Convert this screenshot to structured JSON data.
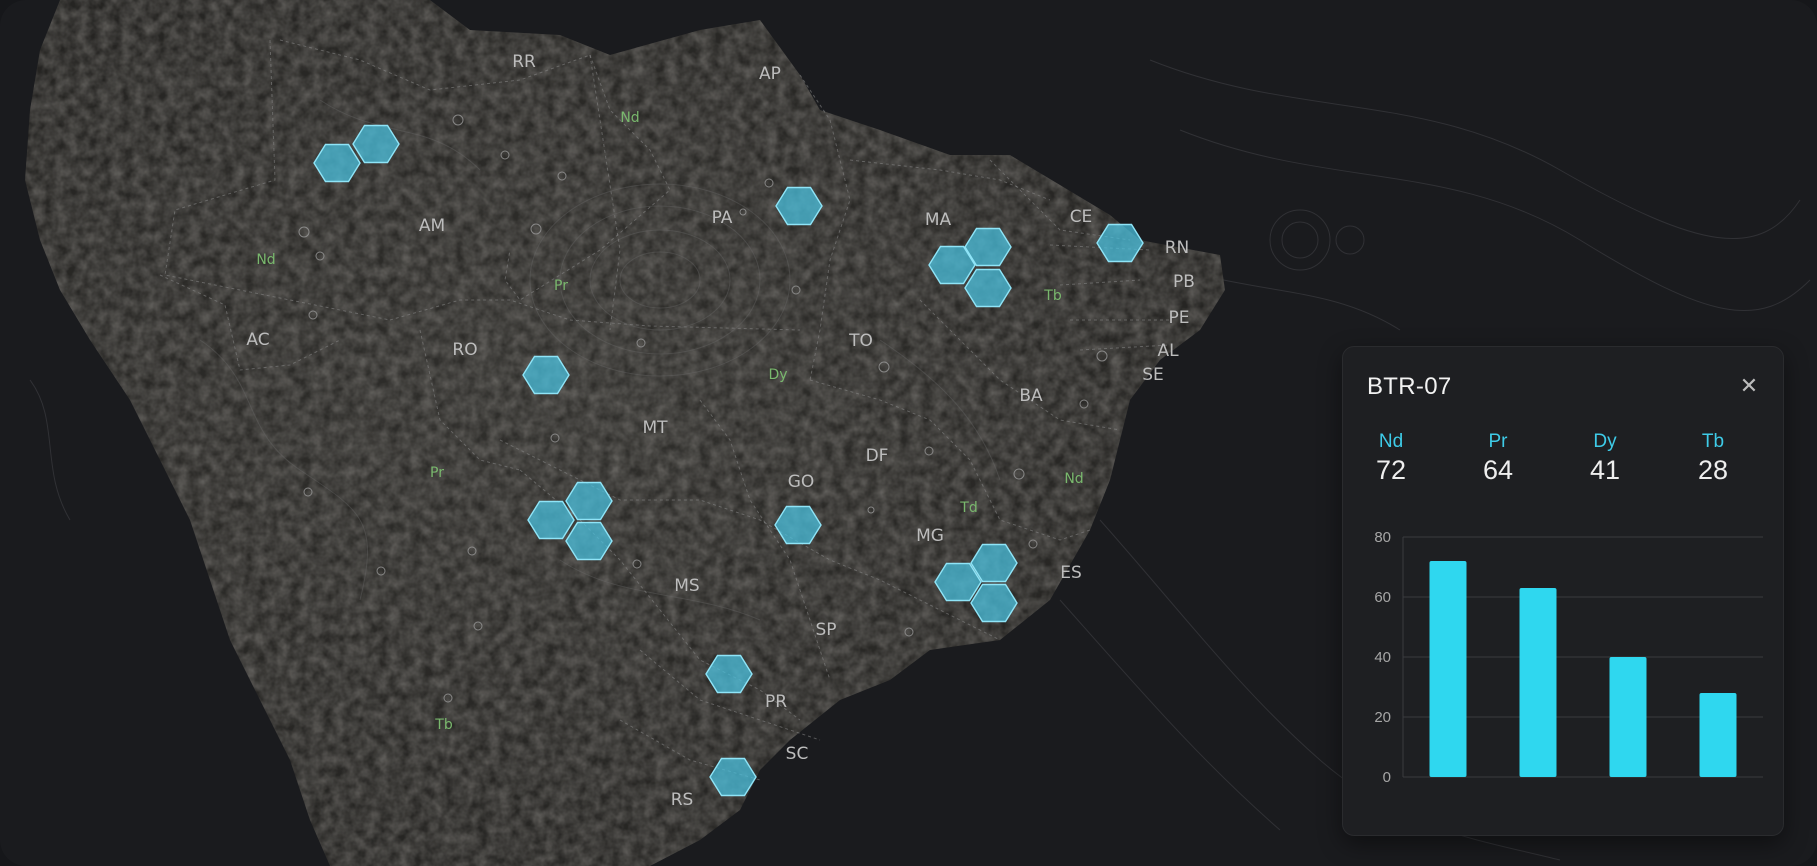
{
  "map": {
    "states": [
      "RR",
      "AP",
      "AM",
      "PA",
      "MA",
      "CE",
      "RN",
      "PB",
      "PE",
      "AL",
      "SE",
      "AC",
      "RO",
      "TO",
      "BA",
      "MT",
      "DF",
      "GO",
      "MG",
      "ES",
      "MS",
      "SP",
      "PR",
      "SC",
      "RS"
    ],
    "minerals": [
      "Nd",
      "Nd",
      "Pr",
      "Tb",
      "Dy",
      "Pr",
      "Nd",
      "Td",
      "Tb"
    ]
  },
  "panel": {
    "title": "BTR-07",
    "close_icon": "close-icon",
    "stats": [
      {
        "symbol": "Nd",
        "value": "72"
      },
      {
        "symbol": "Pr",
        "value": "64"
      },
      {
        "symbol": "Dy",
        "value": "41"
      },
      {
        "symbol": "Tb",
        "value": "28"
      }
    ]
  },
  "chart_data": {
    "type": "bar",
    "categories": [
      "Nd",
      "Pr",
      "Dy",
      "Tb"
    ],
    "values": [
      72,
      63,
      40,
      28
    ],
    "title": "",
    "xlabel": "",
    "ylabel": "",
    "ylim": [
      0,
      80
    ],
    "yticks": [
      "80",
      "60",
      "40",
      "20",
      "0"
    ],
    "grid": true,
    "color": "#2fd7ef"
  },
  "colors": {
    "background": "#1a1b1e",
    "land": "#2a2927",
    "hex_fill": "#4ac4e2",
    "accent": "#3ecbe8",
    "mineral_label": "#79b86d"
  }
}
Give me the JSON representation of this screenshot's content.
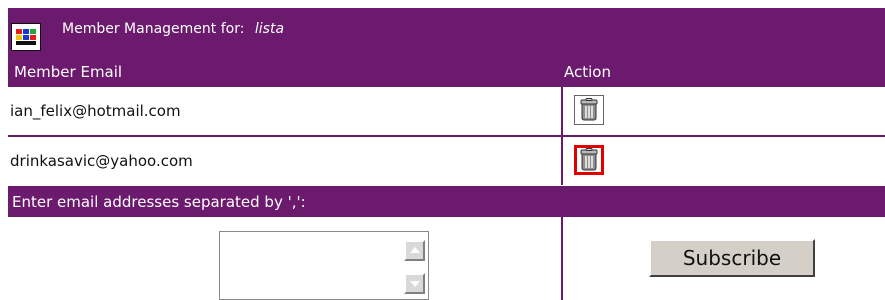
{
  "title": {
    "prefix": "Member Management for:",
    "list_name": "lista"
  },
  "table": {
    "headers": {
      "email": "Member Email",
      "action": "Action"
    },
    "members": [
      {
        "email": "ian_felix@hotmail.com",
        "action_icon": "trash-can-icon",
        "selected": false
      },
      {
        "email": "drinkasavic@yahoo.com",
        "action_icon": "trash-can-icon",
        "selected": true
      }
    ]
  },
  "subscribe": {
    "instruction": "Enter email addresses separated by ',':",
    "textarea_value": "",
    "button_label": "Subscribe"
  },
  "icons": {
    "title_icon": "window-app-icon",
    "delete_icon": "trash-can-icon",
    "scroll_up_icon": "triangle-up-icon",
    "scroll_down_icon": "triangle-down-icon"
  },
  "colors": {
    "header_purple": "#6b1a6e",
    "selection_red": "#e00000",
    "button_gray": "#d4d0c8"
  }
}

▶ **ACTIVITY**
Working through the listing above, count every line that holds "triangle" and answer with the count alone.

▶ **ANSWER SPACE**
2